"Are they not fighting ISIL? Why can't they come to Nigeria?" Jonathan said. "They are our friends. If Nigeria has a problem, then I expect the US to come and assist us."
He told the US newspaper that Nigeria had made a request for combat soldiers and military advisers in early 2014, but speaking in Washington, Pentagon spokesman Rear Admiral John Kirby said there were no plans to send US troops to Nigeria.
"I can tell you that there are no plans as I speak here to send unilaterally, to send or to add US troops into Nigeria. There are no US troops operating in Nigeria," Kirby told reporters.
Jonathan's comments came as hundreds of the group's fighters invaded the northeastern city of Gombe, firing heavy guns and throwing leaflets calling for locals to shun upcoming elections.
Nigerian government sources told Al Jazeera that the attack had been repelled by the military.
There was no immediate reports on casualties.
Jonathan and his government have long sought to portray the conflict as being fuelled by outside forces, however his critics have interpreted his attempt to blame foreigners as a diversion from national failings.
Boko Haram leader Abubakar Shekau has previously mentioned ISIL leader Abu Bakr al-Baghdadi in videos, but has not pledged allegiance to the outfit.

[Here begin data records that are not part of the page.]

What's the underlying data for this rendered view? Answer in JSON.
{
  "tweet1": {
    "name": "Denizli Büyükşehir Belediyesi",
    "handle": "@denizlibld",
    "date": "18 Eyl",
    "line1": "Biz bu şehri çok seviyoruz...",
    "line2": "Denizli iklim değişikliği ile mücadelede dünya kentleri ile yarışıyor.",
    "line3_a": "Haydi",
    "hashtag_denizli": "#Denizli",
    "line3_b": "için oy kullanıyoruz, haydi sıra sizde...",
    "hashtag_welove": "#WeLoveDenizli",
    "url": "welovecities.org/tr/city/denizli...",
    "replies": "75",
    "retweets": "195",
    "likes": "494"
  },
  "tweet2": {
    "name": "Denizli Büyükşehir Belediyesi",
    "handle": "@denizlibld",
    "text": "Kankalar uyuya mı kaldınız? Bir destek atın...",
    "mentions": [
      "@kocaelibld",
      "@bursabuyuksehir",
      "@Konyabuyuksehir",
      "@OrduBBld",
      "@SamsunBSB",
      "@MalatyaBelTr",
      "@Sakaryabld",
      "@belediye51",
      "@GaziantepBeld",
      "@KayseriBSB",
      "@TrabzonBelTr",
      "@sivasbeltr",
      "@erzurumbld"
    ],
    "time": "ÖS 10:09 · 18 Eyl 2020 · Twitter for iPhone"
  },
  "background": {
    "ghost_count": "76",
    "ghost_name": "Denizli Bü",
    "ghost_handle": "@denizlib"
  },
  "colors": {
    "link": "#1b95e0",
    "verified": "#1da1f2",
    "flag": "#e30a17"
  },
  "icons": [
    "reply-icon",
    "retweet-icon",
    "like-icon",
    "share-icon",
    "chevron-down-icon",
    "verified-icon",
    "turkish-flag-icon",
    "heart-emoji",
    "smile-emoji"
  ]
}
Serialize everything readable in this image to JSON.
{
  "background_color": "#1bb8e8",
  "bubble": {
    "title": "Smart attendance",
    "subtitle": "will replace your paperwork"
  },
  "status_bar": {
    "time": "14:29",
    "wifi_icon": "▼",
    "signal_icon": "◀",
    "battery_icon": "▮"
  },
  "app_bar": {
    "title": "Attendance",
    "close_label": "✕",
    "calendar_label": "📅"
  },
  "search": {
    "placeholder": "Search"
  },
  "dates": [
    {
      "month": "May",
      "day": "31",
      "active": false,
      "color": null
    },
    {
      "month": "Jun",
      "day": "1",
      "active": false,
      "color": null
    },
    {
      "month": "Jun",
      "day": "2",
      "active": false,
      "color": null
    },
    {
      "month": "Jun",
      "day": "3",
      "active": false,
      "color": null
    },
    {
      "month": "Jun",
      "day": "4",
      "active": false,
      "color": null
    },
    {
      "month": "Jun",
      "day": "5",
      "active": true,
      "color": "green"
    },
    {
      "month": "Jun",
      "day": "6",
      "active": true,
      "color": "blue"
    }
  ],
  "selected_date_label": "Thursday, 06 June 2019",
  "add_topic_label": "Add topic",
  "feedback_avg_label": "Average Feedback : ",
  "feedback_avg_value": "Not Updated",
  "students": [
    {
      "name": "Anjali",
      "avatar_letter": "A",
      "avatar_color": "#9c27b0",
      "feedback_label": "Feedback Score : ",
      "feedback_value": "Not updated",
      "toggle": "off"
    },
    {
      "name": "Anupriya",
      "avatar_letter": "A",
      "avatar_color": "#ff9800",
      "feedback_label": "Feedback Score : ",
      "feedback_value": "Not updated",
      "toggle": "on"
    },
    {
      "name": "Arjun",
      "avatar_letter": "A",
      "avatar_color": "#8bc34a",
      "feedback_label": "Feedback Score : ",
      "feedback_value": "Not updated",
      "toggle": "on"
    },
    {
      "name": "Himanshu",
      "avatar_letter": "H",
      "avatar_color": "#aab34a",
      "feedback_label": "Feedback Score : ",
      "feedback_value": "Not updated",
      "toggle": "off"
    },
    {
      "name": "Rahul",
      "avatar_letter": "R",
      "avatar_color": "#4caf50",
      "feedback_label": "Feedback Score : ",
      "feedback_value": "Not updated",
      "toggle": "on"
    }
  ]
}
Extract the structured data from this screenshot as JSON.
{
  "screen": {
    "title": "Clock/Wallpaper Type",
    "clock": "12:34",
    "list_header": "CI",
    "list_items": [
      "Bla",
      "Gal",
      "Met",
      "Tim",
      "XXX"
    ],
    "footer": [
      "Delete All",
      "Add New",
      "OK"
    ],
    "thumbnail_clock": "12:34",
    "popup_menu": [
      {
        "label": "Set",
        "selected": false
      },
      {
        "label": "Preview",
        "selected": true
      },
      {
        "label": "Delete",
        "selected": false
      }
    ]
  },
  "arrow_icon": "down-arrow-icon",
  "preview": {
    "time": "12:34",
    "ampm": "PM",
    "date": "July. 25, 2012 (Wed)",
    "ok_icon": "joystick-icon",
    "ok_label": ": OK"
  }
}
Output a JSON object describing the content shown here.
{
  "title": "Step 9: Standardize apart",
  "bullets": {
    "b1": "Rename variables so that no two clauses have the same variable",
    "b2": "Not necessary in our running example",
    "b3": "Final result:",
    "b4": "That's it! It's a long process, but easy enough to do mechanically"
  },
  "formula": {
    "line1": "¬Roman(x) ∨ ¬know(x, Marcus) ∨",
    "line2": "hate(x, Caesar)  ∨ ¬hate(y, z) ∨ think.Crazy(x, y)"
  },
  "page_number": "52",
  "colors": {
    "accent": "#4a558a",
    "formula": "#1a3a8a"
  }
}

Formed in 2002, Boko Haram is against any reading or writing that is not connected to Islam, and is fighting against authorities to establish an Islamic emirate.
Source: Al Jazeera and agencies